Social media is a great way to increase and prolong the momentum for this. Kirsty Sobey, who fundraised for us through her Great West Run last year, said “I set up a Virgin Money Giving page and a Facebook page which I could put updates on so people could see my progress as I trained. I explained why I thought Freedom were so important in North Devon and the kind of work that they do to help anyone who needs it. [It] brought Freedom to people’s attention and that’s important because the work they do is just so good for our local area.”

Increase your own health and wellbeing

Many fundraising events are focussed on physical challenges, which are obviously good for our physical health due to the nature of the challenge. But did you know that simply by getting involved, reaching out to your community and doing something that is not just for you, is good for you? Fundraising can provide a mental pick-me-up, reduce anxiety and depression, and increase levels of oxytocin - which helps us feel connected to others, increases empathy, feelings of wellbeing, and protects various parts of our body from illness.

“When I realised how much I raised – I left my fundraising page open for 6 weeks after the run for stragglers and people who wanted to support me after the event, and then obviously if people pay tax you can get it Gift Aided which gives you another 25% on top of their donation. That was really good and it definitely gave me a lift, or a buzz about what I did.”

Give yourself a little extra motivation to reach a new goal

Lots of people chose to reach a goal, or try something new for their fundraiser, and there’s a really good reason for this. When you are working towards a goal, not just for yourself but for someone else too, you have a little extra motivation to keep at it. If you give up or don’t give it your all, it’s not just you who you’d be letting down but also the people who believe in you enough to sponsor you, and of course, the charity you are raising funds for.
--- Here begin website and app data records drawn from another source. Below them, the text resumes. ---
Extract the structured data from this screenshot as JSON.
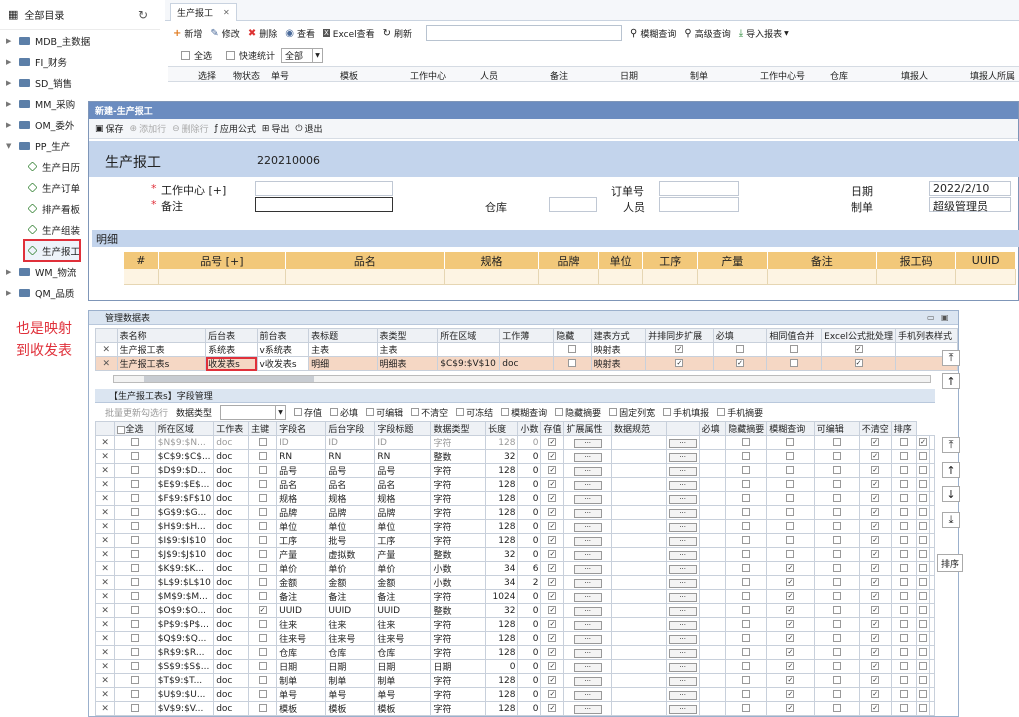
{
  "tree": {
    "title": "全部目录",
    "nodes": [
      "MDB_主数据",
      "FI_财务",
      "SD_销售",
      "MM_采购",
      "OM_委外",
      "PP_生产"
    ],
    "pp_children": [
      "生产日历",
      "生产订单",
      "排产看板",
      "生产组装",
      "生产报工"
    ],
    "after": [
      "WM_物流",
      "QM_品质"
    ]
  },
  "annotation": {
    "line1": "也是映射",
    "line2": "到收发表"
  },
  "tab": {
    "label": "生产报工",
    "close": "✕"
  },
  "toolbar": {
    "new": "新增",
    "edit": "修改",
    "delete": "删除",
    "view": "查看",
    "excel": "Excel查看",
    "refresh": "刷新",
    "fuzzy": "模糊查询",
    "advanced": "高级查询",
    "import": "导入报表"
  },
  "filters": {
    "select_all": "全选",
    "quick_stats": "快速统计",
    "scope": "全部"
  },
  "grid_cols": [
    "选择",
    "物状态",
    "单号",
    "模板",
    "工作中心",
    "人员",
    "备注",
    "日期",
    "制单",
    "工作中心号",
    "仓库",
    "填报人",
    "填报人所属"
  ],
  "dialog": {
    "title": "新建-生产报工",
    "save": "保存",
    "add_row": "添加行",
    "del_row": "删除行",
    "formula": "应用公式",
    "export": "导出",
    "exit": "退出",
    "form_title": "生产报工",
    "form_code": "220210006",
    "star": "*",
    "f_center": "工作中心 [+]",
    "f_note": "备注",
    "f_order": "订单号",
    "f_store": "仓库",
    "f_person": "人员",
    "f_date": "日期",
    "f_date_val": "2022/2/10",
    "f_maker": "制单",
    "f_maker_val": "超级管理员",
    "detail": "明细",
    "detail_cols": [
      "#",
      "品号 [+]",
      "品名",
      "规格",
      "品牌",
      "单位",
      "工序",
      "产量",
      "备注",
      "报工码",
      "UUID"
    ]
  },
  "mpanel": {
    "title": "管理数据表",
    "cols": [
      "表名称",
      "后台表",
      "前台表",
      "表标题",
      "表类型",
      "所在区域",
      "工作薄",
      "隐藏",
      "建表方式",
      "并排同步扩展",
      "必填",
      "相同值合并",
      "Excel公式批处理",
      "手机列表样式"
    ],
    "rows": [
      {
        "name": "生产报工表",
        "back": "系统表",
        "front": "v系统表",
        "title": "主表",
        "type": "主表",
        "area": "",
        "book": "",
        "hide": false,
        "mode": "映射表",
        "sync": true,
        "req": false,
        "merge": false,
        "excel": true
      },
      {
        "name": "生产报工表s",
        "back": "收发表s",
        "front": "v收发表s",
        "title": "明细",
        "type": "明细表",
        "area": "$C$9:$V$10",
        "book": "doc",
        "hide": false,
        "mode": "映射表",
        "sync": true,
        "req": true,
        "merge": false,
        "excel": true
      }
    ]
  },
  "fields": {
    "title": "【生产报工表s】字段管理",
    "batch": "批量更新勾选行",
    "dtype": "数据类型",
    "opts": [
      "存值",
      "必填",
      "可编辑",
      "不清空",
      "可冻结",
      "模糊查询",
      "隐藏摘要",
      "固定列宽",
      "手机填报",
      "手机摘要"
    ],
    "cols": [
      "全选",
      "所在区域",
      "工作表",
      "主键",
      "字段名",
      "后台字段",
      "字段标题",
      "数据类型",
      "长度",
      "小数",
      "存值",
      "扩展属性",
      "数据规范",
      "",
      "必填",
      "隐藏摘要",
      "模糊查询",
      "可编辑",
      "不清空",
      "排序"
    ],
    "rows": [
      [
        "$N$9:$N...",
        "doc",
        "",
        "ID",
        "ID",
        "ID",
        "字符",
        "128",
        "0",
        true,
        false,
        false,
        false,
        true,
        false,
        true
      ],
      [
        "$C$9:$C$...",
        "doc",
        "",
        "RN",
        "RN",
        "RN",
        "整数",
        "32",
        "0",
        true,
        false,
        false,
        false,
        true,
        false,
        false
      ],
      [
        "$D$9:$D...",
        "doc",
        "",
        "品号",
        "品号",
        "品号",
        "字符",
        "128",
        "0",
        true,
        false,
        false,
        false,
        true,
        false,
        false
      ],
      [
        "$E$9:$E$...",
        "doc",
        "",
        "品名",
        "品名",
        "品名",
        "字符",
        "128",
        "0",
        true,
        false,
        false,
        false,
        true,
        false,
        false
      ],
      [
        "$F$9:$F$10",
        "doc",
        "",
        "规格",
        "规格",
        "规格",
        "字符",
        "128",
        "0",
        true,
        false,
        false,
        false,
        true,
        false,
        false
      ],
      [
        "$G$9:$G...",
        "doc",
        "",
        "品牌",
        "品牌",
        "品牌",
        "字符",
        "128",
        "0",
        true,
        false,
        false,
        false,
        true,
        false,
        false
      ],
      [
        "$H$9:$H...",
        "doc",
        "",
        "单位",
        "单位",
        "单位",
        "字符",
        "128",
        "0",
        true,
        false,
        false,
        false,
        true,
        false,
        false
      ],
      [
        "$I$9:$I$10",
        "doc",
        "",
        "工序",
        "批号",
        "工序",
        "字符",
        "128",
        "0",
        true,
        false,
        false,
        false,
        true,
        false,
        false
      ],
      [
        "$J$9:$J$10",
        "doc",
        "",
        "产量",
        "虚拟数",
        "产量",
        "整数",
        "32",
        "0",
        true,
        false,
        false,
        false,
        true,
        false,
        false
      ],
      [
        "$K$9:$K...",
        "doc",
        "",
        "单价",
        "单价",
        "单价",
        "小数",
        "34",
        "6",
        true,
        false,
        true,
        false,
        true,
        false,
        false
      ],
      [
        "$L$9:$L$10",
        "doc",
        "",
        "金额",
        "金额",
        "金额",
        "小数",
        "34",
        "2",
        true,
        false,
        true,
        false,
        true,
        false,
        false
      ],
      [
        "$M$9:$M...",
        "doc",
        "",
        "备注",
        "备注",
        "备注",
        "字符",
        "1024",
        "0",
        true,
        false,
        true,
        false,
        true,
        false,
        false
      ],
      [
        "$O$9:$O...",
        "doc",
        "✓",
        "UUID",
        "UUID",
        "UUID",
        "整数",
        "32",
        "0",
        true,
        false,
        true,
        false,
        true,
        false,
        false
      ],
      [
        "$P$9:$P$...",
        "doc",
        "",
        "往来",
        "往来",
        "往来",
        "字符",
        "128",
        "0",
        true,
        false,
        true,
        false,
        true,
        false,
        false
      ],
      [
        "$Q$9:$Q...",
        "doc",
        "",
        "往来号",
        "往来号",
        "往来号",
        "字符",
        "128",
        "0",
        true,
        false,
        true,
        false,
        true,
        false,
        false
      ],
      [
        "$R$9:$R...",
        "doc",
        "",
        "仓库",
        "仓库",
        "仓库",
        "字符",
        "128",
        "0",
        true,
        false,
        true,
        false,
        true,
        false,
        false
      ],
      [
        "$S$9:$S$...",
        "doc",
        "",
        "日期",
        "日期",
        "日期",
        "日期",
        "0",
        "0",
        true,
        false,
        true,
        false,
        true,
        false,
        false
      ],
      [
        "$T$9:$T...",
        "doc",
        "",
        "制单",
        "制单",
        "制单",
        "字符",
        "128",
        "0",
        true,
        false,
        true,
        false,
        true,
        false,
        false
      ],
      [
        "$U$9:$U...",
        "doc",
        "",
        "单号",
        "单号",
        "单号",
        "字符",
        "128",
        "0",
        true,
        false,
        true,
        false,
        true,
        false,
        false
      ],
      [
        "$V$9:$V...",
        "doc",
        "",
        "模板",
        "模板",
        "模板",
        "字符",
        "128",
        "0",
        true,
        false,
        true,
        false,
        true,
        false,
        false
      ]
    ]
  },
  "sort_label": "排序"
}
Fundraising can definitely affect how you feel about achieving the goal you have set for yourself.

Kirsty says she wasn’t really a ‘natural runner’ when she decided to take on the Great West Run, “I was definitely more motivated to do the run; the motivation to just go out and randomly run 10 miles would have been zero before I was fundraising. But because I was doing it for someone else by fundraising, it made me do it and made me want to do it more.”

If you’re stuck for ideas on where to get started…

The tried and true ‘physical challenge’ is a good place to start if you are reasonably fit and active already. The Great West Run is relatively local and they hold races each October, giving you enough time to get in shape over the summer months and give it a go. Skydives, triathlons and the London Marathon are also a few options, but don’t feel limited by these, with a little planning and thought you could organise almost any physical activity as a fundraising opportunity.

There’s also a bunch of things the less active can do too - extreme haircuts, cake stalls, quiz nights and sleeping rough for a night are all-time favourites. You really are only limited by your imagination, so why not try something a little out of the ordinary? You could organise a go-kart race, a variety show with local talents, a night of music, a knit-a-thon, or even a read-a-thon. Whatever it is you plan to do, Freedom Community Alliance has a load of help and advice available on their website which is free for you to use and download.

Setting up your own fundraising campaign on our website is easy!